"We're challenging the fairness of what it means to trespass," she says. The company is permitted to dump salt into the lake every quarter. It trespasses into the lake that's the drinking water supply for nearby towns, and therefore, into the bodies of those who drink that water.

"That's the real trespass," Steingraber says.

By 2013, the previously narrow field of research on fracking had seen exponential growth and Steingraber, as a founder and member of the Concerned Health Professionals, assisted in releasing a compendium of that research—300 studies by July 2013. The number of studies has jumped up by the hundreds in months that have followed, and now stands at near 500. They are overwhelmingly negative, some 88 percent of studies demonstrating harm from fracking, with a concentrated affect on infant health.

"The science on fracking now is really clear...And the kind of harms they show are the kind of things that really require an ethical response from us," she says. "It's also pretty clear that there's no evidence—none—that fracking can be practiced safely.

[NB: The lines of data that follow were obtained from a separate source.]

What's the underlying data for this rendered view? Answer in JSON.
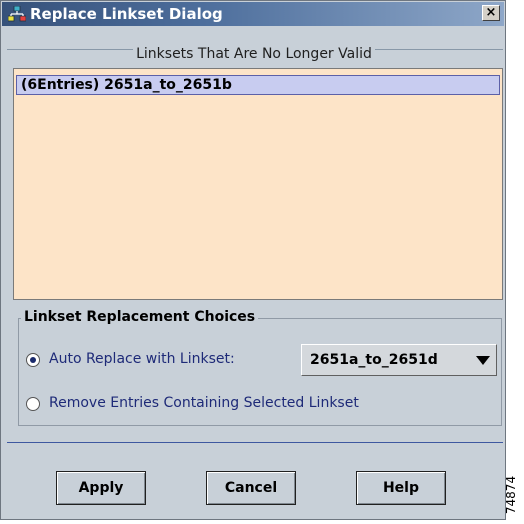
{
  "window": {
    "title": "Replace Linkset Dialog",
    "close_label": "×"
  },
  "invalid_section": {
    "label": "Linksets That Are No Longer Valid",
    "items": [
      "(6Entries) 2651a_to_2651b"
    ]
  },
  "replacement": {
    "label": "Linkset Replacement Choices",
    "auto_replace_label": "Auto Replace with Linkset:",
    "auto_replace_selected": true,
    "linkset_value": "2651a_to_2651d",
    "remove_label": "Remove Entries Containing Selected Linkset",
    "remove_selected": false
  },
  "buttons": {
    "apply": "Apply",
    "cancel": "Cancel",
    "help": "Help"
  },
  "figure_tag": "74874",
  "colors": {
    "dialog_bg": "#c8d0d8",
    "list_bg": "#fde4c8",
    "selected_row": "#c8ccf0",
    "title_bar": "#4d6e9c"
  },
  "icons": {
    "title": "network-tree-icon",
    "combo": "triangle-down-icon"
  }
}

There's no regulatory framework anywhere that we can point to to say 'Oh, well, here's how you can acceptably mitigate the risks.' This is an inherently dangerous technology."

Cement and steel are not immortal, and sooner or later, they're likely to leak, and the effect of fracking is, essentially, leaving chimneys from chemicals deep under the earth's surface, radium and heavy metals and other hydrocarbon gases among them, to our atmosphere and the air around our homes, schools and businesses, she says.

"All by itself, the data should be allowed to moved into the world of policy making…All the science should be sufficient to stop it in its tracks, but it's not," she says.

What made the difference was taking the science to the people, educating them about the components of the regulations they faced and inviting them to speak up on it for themselves. The end result, more than 204,000 comments on fracking, arrived at policymakers' doorsteps in a U-Haul truck driven by Yoko Ono. The effect was, as we now know, a ban.

"It wasn't science alone that did it and it wasn't politics alone that did it, it was when science came into the public arena," Steingraber says.

Part of the problem with fracking beginning in the West is that this lesser populated region of the country provides for fewer data points when it comes to an epidemiological study of the health effects of fracking. Activists here, she says, may need to frame their concerns around water, possible increases in seismic activity and the threats to heritage sites near Chaco Culture National Historic Park.

SFR recently released an ebook on the effects of fracking near Chaco. Download it here